▸ WHAT IS BEING ASKED
Only lines that contain the word "profile" belong in the answer; copy them from the records below.

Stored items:
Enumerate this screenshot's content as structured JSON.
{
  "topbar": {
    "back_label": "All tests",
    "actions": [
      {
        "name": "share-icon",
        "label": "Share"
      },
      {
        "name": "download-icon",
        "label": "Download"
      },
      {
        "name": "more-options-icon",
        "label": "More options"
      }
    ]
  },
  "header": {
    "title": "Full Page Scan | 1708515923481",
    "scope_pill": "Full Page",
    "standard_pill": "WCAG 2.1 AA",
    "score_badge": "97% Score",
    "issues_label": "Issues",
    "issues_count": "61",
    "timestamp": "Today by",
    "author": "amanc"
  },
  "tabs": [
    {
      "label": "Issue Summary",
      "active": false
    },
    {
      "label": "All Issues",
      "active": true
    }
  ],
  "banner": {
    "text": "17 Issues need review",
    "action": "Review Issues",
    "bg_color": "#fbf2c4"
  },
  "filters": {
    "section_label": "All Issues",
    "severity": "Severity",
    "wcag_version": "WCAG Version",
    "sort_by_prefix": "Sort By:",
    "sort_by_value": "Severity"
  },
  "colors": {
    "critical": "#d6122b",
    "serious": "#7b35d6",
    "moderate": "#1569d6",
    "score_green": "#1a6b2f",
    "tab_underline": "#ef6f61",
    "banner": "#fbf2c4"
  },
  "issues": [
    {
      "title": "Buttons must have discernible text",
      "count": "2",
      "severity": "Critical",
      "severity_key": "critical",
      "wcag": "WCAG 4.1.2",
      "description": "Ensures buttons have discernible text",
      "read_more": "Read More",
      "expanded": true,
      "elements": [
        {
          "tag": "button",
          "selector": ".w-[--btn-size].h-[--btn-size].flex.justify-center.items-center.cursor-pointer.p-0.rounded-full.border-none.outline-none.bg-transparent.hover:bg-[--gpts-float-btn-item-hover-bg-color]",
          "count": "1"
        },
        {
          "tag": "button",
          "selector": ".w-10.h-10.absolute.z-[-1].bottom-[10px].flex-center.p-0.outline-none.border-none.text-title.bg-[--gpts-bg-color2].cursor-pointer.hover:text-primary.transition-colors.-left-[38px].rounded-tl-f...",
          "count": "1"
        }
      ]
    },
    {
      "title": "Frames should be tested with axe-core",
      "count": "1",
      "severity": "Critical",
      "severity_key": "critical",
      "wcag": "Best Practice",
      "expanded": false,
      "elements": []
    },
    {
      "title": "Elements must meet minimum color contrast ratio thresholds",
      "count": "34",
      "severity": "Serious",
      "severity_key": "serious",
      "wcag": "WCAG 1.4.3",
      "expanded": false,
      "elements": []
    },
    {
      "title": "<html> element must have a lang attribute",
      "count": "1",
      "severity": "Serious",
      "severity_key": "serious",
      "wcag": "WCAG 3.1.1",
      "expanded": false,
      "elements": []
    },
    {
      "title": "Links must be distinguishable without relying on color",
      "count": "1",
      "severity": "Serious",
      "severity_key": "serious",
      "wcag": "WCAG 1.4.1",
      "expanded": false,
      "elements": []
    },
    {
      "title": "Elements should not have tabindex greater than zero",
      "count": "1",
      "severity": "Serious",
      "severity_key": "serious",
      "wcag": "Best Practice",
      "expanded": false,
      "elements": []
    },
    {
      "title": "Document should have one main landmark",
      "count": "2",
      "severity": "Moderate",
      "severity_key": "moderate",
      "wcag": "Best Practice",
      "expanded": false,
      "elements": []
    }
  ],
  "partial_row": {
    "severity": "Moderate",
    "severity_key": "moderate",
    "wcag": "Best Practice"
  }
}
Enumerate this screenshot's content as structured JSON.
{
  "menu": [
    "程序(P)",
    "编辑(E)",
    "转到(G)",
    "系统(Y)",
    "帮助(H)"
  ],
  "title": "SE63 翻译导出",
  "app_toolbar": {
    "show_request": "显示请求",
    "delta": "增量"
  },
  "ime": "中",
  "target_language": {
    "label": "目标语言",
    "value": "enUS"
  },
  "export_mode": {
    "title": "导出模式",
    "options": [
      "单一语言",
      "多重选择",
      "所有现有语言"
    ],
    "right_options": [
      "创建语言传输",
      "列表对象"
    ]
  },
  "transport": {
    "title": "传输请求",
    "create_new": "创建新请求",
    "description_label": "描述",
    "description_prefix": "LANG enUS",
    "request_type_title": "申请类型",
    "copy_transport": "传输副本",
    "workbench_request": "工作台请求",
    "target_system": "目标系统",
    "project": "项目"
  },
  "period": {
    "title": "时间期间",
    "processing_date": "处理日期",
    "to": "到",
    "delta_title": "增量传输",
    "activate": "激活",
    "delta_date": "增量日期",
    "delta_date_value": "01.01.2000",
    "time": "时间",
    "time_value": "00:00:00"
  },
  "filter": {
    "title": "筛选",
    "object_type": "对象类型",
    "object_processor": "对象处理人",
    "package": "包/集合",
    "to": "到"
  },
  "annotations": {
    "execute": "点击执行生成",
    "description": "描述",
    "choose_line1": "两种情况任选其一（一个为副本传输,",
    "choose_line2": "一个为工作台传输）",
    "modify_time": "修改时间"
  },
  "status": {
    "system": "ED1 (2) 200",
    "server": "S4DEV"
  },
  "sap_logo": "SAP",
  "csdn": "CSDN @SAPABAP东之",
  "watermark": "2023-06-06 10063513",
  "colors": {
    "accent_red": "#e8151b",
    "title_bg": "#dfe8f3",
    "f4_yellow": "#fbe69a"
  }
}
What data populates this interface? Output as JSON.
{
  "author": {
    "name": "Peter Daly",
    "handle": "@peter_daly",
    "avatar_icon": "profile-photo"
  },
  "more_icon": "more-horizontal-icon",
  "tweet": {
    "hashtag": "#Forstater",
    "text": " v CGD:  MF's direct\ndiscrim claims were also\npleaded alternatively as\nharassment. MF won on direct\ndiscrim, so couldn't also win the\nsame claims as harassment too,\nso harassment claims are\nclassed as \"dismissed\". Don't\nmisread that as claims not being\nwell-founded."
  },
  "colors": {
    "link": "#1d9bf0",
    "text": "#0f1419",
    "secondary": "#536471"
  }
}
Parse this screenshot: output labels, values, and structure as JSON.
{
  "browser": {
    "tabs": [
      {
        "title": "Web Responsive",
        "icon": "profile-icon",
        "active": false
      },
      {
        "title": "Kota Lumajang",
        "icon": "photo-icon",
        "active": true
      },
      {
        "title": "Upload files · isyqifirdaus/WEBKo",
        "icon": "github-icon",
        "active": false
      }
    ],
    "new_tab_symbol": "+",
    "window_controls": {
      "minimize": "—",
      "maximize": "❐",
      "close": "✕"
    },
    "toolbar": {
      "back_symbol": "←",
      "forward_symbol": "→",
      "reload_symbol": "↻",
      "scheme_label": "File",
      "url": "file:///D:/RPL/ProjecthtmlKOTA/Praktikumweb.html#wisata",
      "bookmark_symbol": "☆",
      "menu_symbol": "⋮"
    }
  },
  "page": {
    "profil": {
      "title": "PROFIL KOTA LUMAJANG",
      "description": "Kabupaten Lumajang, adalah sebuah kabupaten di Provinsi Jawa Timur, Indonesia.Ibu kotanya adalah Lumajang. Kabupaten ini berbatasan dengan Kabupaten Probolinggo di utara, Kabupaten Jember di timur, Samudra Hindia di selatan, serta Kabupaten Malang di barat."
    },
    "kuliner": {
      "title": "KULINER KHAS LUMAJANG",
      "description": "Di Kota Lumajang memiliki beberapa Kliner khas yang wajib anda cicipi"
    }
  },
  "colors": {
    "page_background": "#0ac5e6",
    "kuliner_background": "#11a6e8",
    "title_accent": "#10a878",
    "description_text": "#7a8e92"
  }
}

▸ SOLUTION FOR THIS EXERCISE
    "avatar_icon": "profile-photo"
        "icon": "profile-icon",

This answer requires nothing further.